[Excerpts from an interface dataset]
Start of Block
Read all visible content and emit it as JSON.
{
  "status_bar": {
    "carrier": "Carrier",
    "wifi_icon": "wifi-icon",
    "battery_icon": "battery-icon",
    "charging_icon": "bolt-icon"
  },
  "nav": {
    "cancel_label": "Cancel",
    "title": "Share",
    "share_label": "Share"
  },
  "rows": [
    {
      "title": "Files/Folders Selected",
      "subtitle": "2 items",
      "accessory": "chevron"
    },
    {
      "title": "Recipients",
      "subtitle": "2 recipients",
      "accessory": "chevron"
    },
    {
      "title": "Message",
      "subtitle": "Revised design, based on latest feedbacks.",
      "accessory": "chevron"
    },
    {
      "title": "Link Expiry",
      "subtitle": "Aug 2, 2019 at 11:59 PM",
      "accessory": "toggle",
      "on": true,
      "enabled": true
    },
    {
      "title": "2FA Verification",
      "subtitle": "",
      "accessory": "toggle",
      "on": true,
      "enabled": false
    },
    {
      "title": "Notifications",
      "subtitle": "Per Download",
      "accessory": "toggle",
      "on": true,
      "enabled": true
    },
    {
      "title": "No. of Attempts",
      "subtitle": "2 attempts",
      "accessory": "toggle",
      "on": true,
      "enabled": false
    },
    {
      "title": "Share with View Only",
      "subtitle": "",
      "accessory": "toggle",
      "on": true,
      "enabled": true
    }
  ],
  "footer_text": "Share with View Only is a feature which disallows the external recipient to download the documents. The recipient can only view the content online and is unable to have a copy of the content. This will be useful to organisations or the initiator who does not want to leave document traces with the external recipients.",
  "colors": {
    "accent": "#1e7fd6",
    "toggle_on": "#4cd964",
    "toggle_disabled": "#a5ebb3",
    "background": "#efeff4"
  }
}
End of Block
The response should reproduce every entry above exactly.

● **Answer space**:
Read all visible content and emit it as JSON.
{
  "status_bar": {
    "carrier": "Carrier",
    "wifi_icon": "wifi-icon",
    "battery_icon": "battery-icon",
    "charging_icon": "bolt-icon"
  },
  "nav": {
    "cancel_label": "Cancel",
    "title": "Share",
    "share_label": "Share"
  },
  "rows": [
    {
      "title": "Files/Folders Selected",
      "subtitle": "2 items",
      "accessory": "chevron"
    },
    {
      "title": "Recipients",
      "subtitle": "2 recipients",
      "accessory": "chevron"
    },
    {
      "title": "Message",
      "subtitle": "Revised design, based on latest feedbacks.",
      "accessory": "chevron"
    },
    {
      "title": "Link Expiry",
      "subtitle": "Aug 2, 2019 at 11:59 PM",
      "accessory": "toggle",
      "on": true,
      "enabled": true
    },
    {
      "title": "2FA Verification",
      "subtitle": "",
      "accessory": "toggle",
      "on": true,
      "enabled": false
    },
    {
      "title": "Notifications",
      "subtitle": "Per Download",
      "accessory": "toggle",
      "on": true,
      "enabled": true
    },
    {
      "title": "No. of Attempts",
      "subtitle": "2 attempts",
      "accessory": "toggle",
      "on": true,
      "enabled": false
    },
    {
      "title": "Share with View Only",
      "subtitle": "",
      "accessory": "toggle",
      "on": true,
      "enabled": true
    }
  ],
  "footer_text": "Share with View Only is a feature which disallows the external recipient to download the documents. The recipient can only view the content online and is unable to have a copy of the content. This will be useful to organisations or the initiator who does not want to leave document traces with the external recipients.",
  "colors": {
    "accent": "#1e7fd6",
    "toggle_on": "#4cd964",
    "toggle_disabled": "#a5ebb3",
    "background": "#efeff4"
  }
}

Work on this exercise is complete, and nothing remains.